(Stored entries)
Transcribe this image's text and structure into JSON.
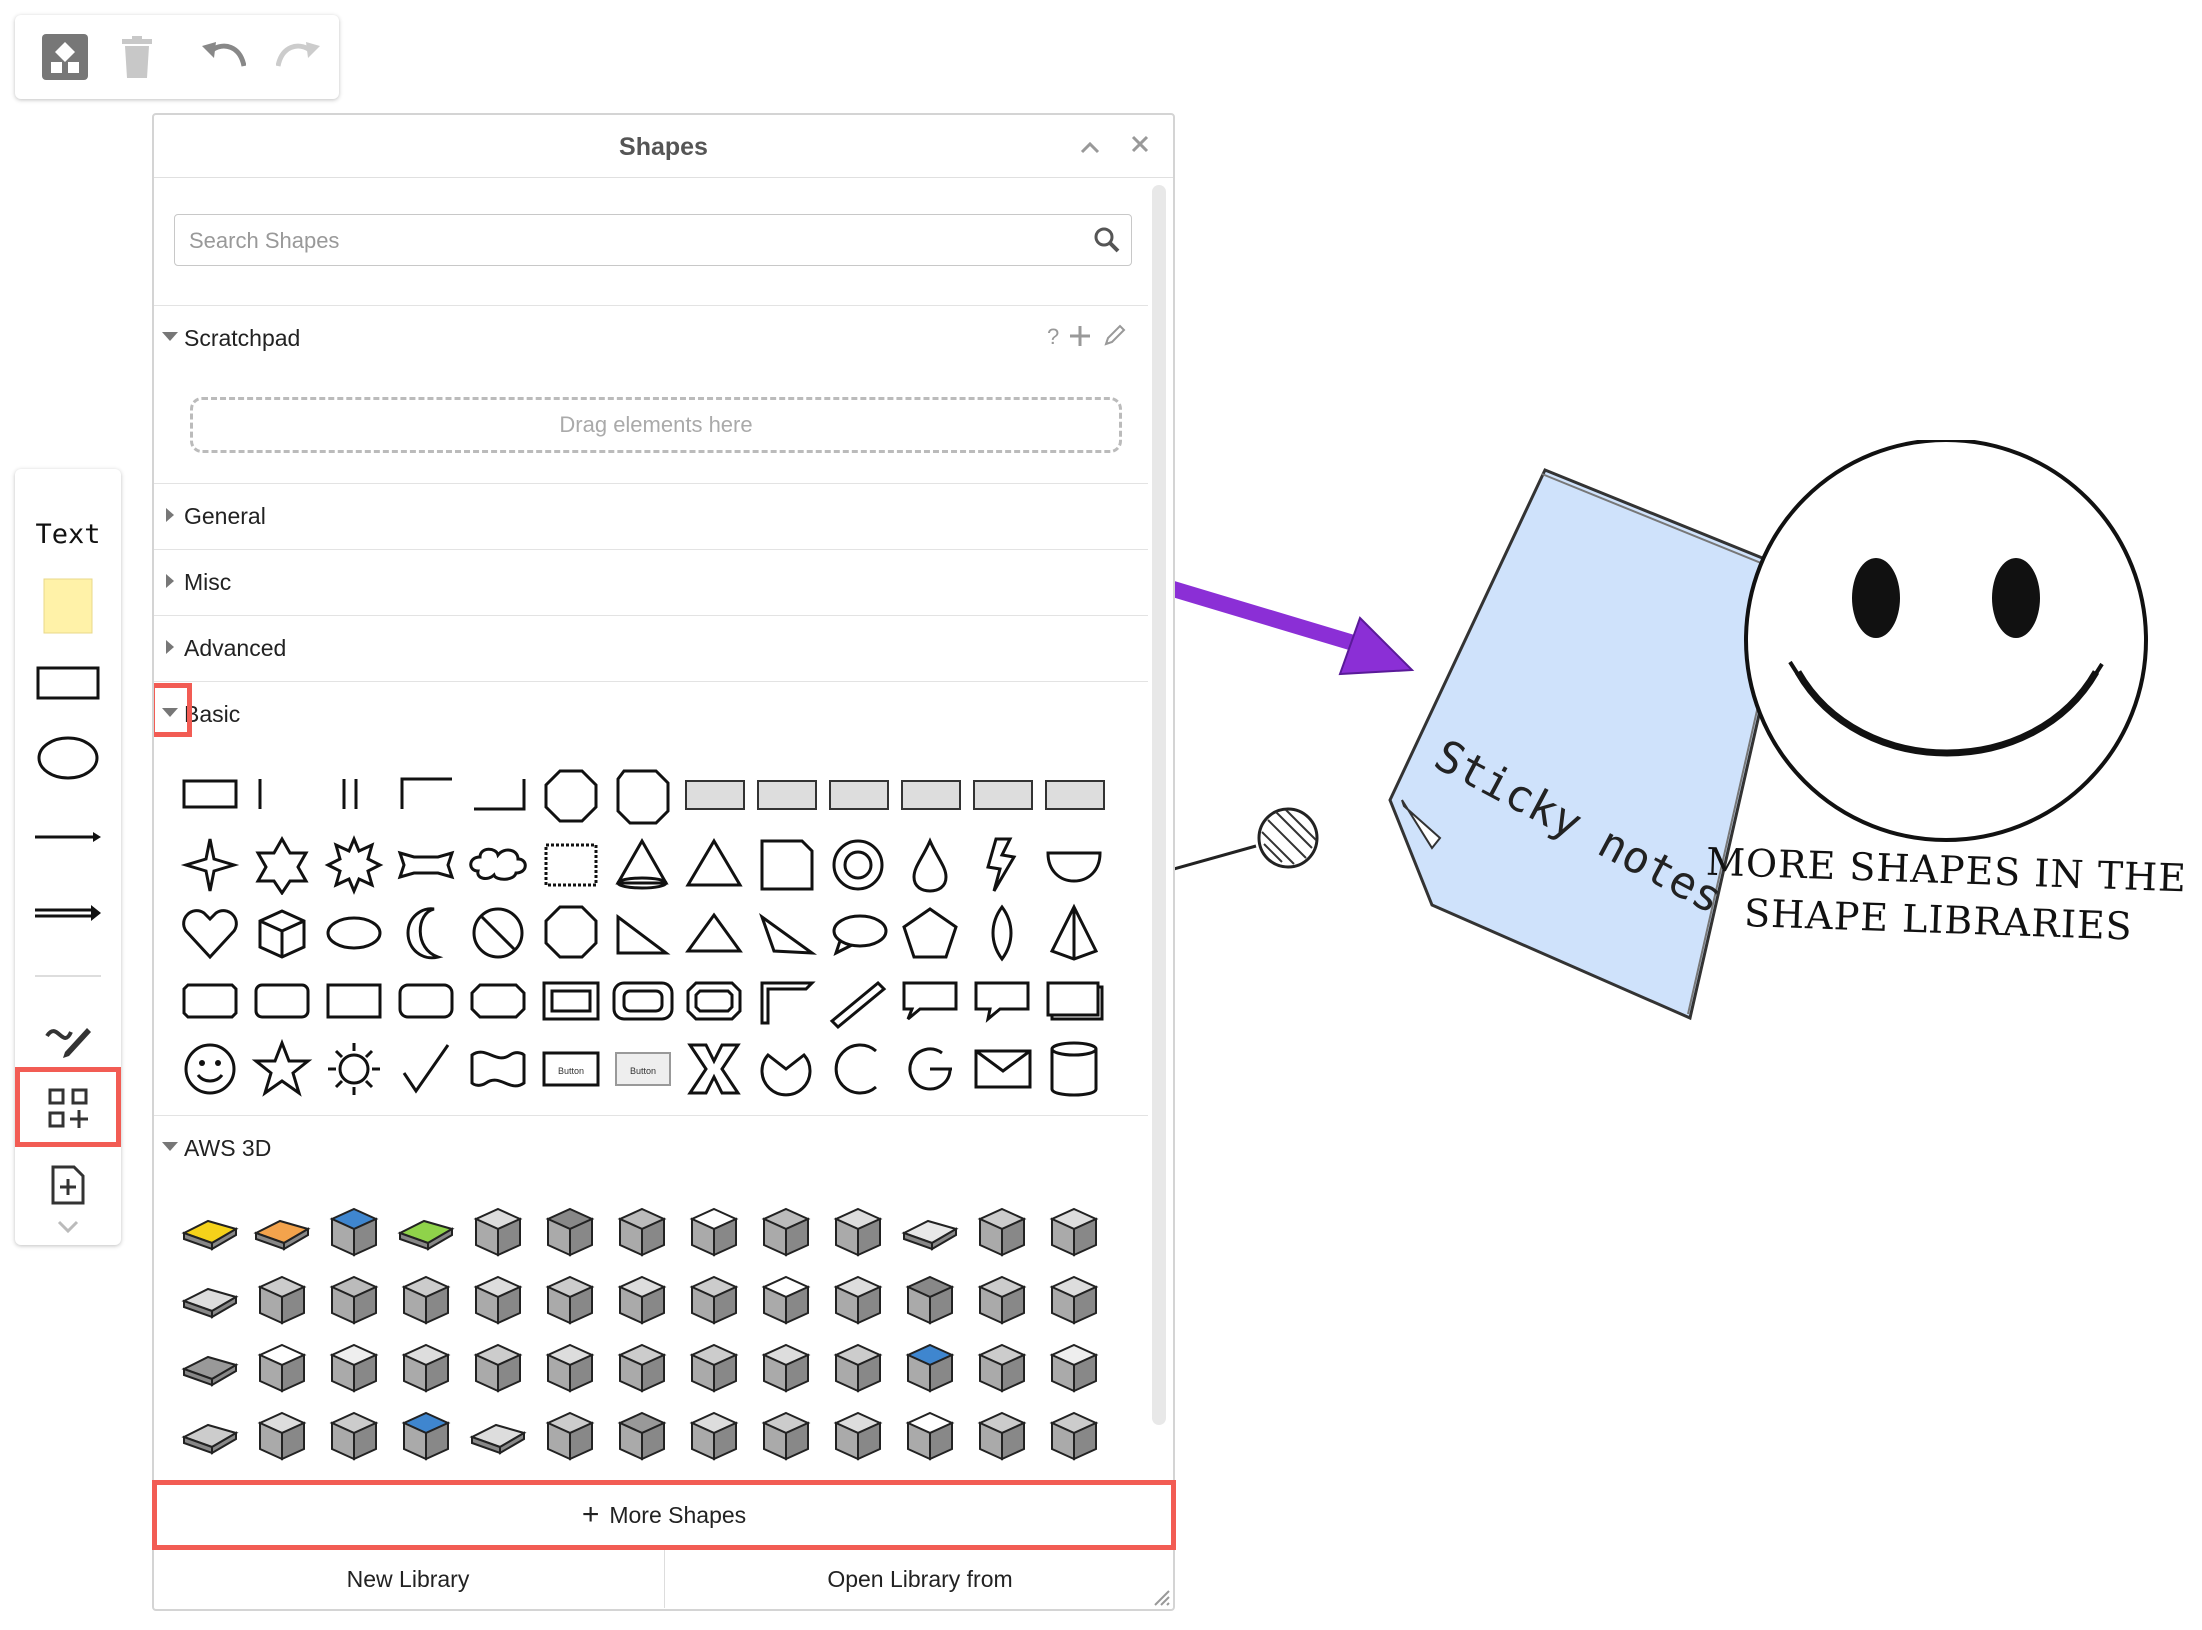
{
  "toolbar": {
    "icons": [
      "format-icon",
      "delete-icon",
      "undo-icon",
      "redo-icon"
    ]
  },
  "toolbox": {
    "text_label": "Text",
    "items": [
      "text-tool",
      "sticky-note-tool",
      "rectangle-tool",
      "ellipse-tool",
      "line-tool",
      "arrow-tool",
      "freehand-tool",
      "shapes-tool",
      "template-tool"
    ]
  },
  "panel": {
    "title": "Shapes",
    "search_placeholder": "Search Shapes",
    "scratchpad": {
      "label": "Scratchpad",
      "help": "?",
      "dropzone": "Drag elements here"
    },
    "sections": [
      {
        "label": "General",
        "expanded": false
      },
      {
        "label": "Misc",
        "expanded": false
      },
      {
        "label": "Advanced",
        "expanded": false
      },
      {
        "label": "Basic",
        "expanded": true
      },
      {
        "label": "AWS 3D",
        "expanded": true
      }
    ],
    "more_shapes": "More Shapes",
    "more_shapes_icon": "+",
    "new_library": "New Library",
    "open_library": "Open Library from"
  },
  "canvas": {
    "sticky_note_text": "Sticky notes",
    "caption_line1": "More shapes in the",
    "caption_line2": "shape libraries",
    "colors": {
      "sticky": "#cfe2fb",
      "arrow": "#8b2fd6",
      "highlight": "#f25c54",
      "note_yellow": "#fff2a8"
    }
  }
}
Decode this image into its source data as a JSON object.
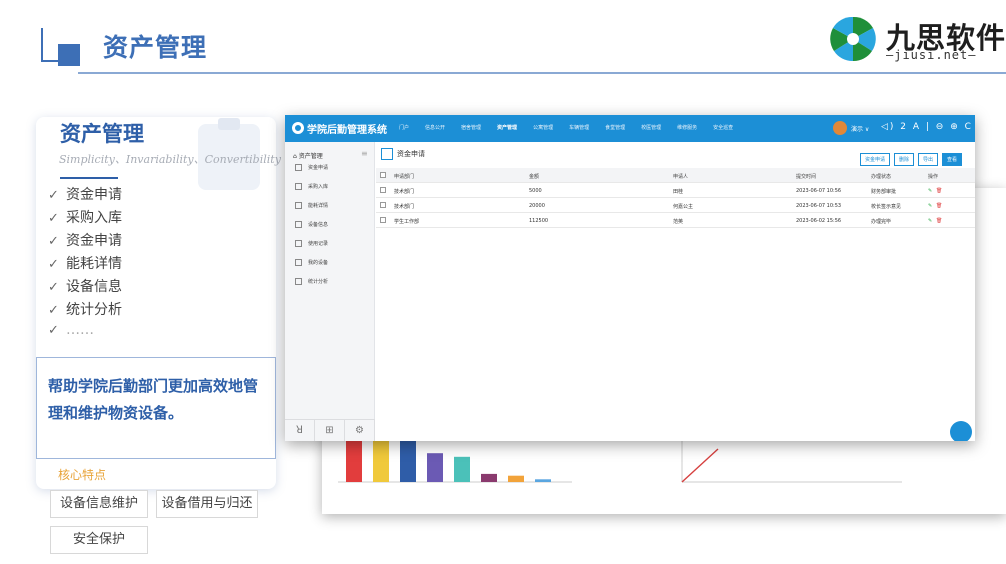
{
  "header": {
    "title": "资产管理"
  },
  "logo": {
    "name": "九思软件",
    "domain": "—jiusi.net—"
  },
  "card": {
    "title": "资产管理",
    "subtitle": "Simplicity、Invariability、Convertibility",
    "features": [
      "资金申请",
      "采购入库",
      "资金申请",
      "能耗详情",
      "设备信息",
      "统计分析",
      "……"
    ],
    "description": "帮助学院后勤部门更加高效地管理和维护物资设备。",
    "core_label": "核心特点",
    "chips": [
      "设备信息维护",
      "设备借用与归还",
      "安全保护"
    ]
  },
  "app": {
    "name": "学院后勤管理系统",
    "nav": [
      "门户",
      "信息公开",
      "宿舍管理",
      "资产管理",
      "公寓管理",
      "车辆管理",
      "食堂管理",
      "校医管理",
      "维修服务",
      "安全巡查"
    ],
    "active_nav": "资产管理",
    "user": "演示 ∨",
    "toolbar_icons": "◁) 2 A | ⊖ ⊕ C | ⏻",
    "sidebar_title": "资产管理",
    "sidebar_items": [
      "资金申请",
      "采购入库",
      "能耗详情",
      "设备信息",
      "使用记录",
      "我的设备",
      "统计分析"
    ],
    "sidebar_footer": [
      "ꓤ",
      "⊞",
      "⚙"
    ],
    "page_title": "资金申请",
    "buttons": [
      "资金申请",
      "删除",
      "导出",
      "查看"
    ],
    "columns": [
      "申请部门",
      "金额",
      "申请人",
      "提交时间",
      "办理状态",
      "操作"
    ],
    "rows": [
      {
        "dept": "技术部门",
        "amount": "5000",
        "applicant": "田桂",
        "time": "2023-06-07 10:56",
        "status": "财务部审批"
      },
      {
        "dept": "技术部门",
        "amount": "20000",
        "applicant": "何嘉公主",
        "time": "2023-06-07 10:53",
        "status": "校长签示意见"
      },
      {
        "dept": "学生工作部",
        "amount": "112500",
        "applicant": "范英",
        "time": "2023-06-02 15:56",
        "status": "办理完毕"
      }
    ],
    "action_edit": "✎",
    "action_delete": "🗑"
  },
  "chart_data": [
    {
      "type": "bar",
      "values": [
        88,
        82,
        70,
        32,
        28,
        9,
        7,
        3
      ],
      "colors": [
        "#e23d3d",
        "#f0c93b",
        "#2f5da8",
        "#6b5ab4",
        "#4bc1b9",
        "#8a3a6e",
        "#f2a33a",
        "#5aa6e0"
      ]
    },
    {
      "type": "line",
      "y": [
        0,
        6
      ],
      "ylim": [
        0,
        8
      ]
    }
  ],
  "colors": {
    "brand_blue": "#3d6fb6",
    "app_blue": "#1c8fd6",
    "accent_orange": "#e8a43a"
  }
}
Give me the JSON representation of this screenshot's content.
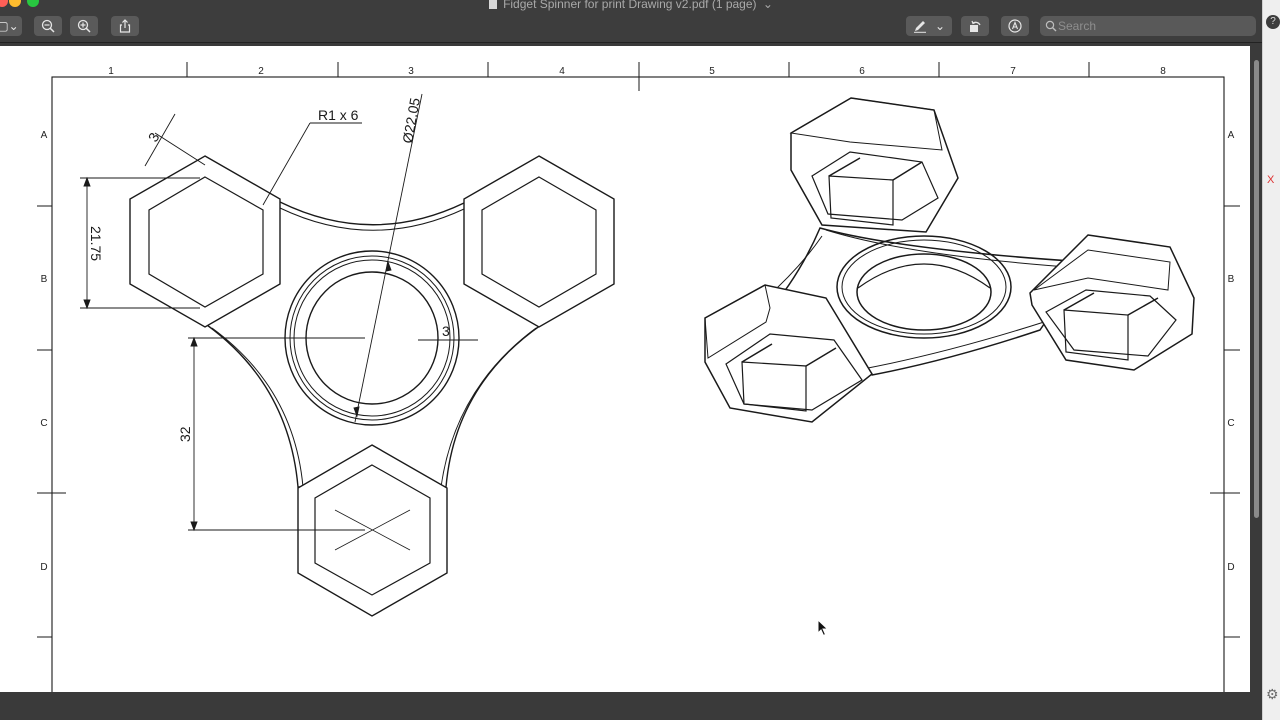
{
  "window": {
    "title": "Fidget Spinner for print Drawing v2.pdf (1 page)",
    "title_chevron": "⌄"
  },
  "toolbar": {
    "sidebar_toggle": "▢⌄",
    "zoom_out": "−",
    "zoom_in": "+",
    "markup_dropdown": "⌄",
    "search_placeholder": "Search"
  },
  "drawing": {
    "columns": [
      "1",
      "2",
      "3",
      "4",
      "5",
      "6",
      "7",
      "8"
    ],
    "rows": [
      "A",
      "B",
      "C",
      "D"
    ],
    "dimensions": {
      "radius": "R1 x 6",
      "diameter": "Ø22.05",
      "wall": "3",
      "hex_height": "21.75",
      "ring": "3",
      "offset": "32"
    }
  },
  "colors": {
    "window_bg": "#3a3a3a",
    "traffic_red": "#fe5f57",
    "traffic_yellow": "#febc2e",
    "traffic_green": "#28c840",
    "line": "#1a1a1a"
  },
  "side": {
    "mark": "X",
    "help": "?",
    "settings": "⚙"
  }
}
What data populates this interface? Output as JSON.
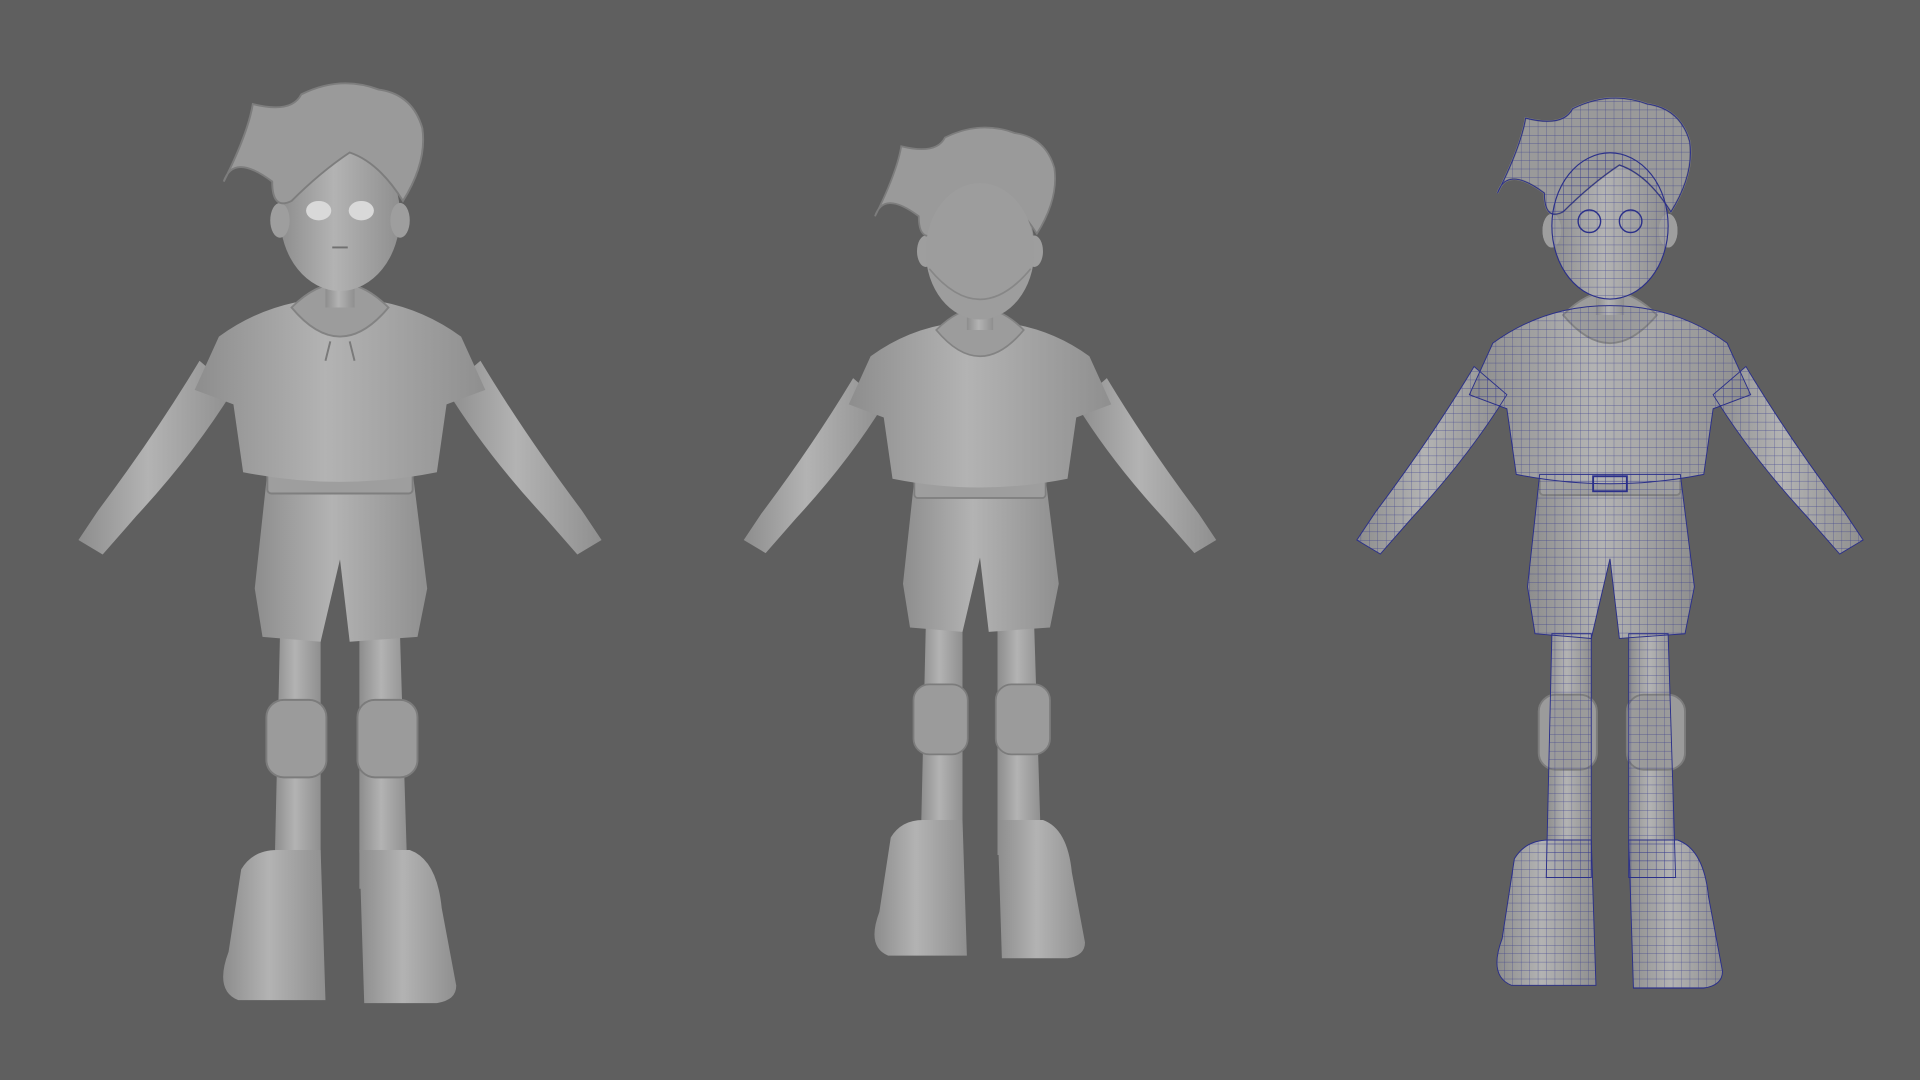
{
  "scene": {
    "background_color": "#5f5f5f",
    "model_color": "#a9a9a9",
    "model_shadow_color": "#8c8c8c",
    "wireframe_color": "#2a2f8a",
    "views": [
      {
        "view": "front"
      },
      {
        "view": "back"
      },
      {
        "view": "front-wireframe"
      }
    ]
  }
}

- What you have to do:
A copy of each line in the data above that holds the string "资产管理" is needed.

- Answer:
    "title": "资产管理"
    "title": "资产管理",
      "资产管理",
    "active_nav": "资产管理",
    "sidebar_title": "资产管理",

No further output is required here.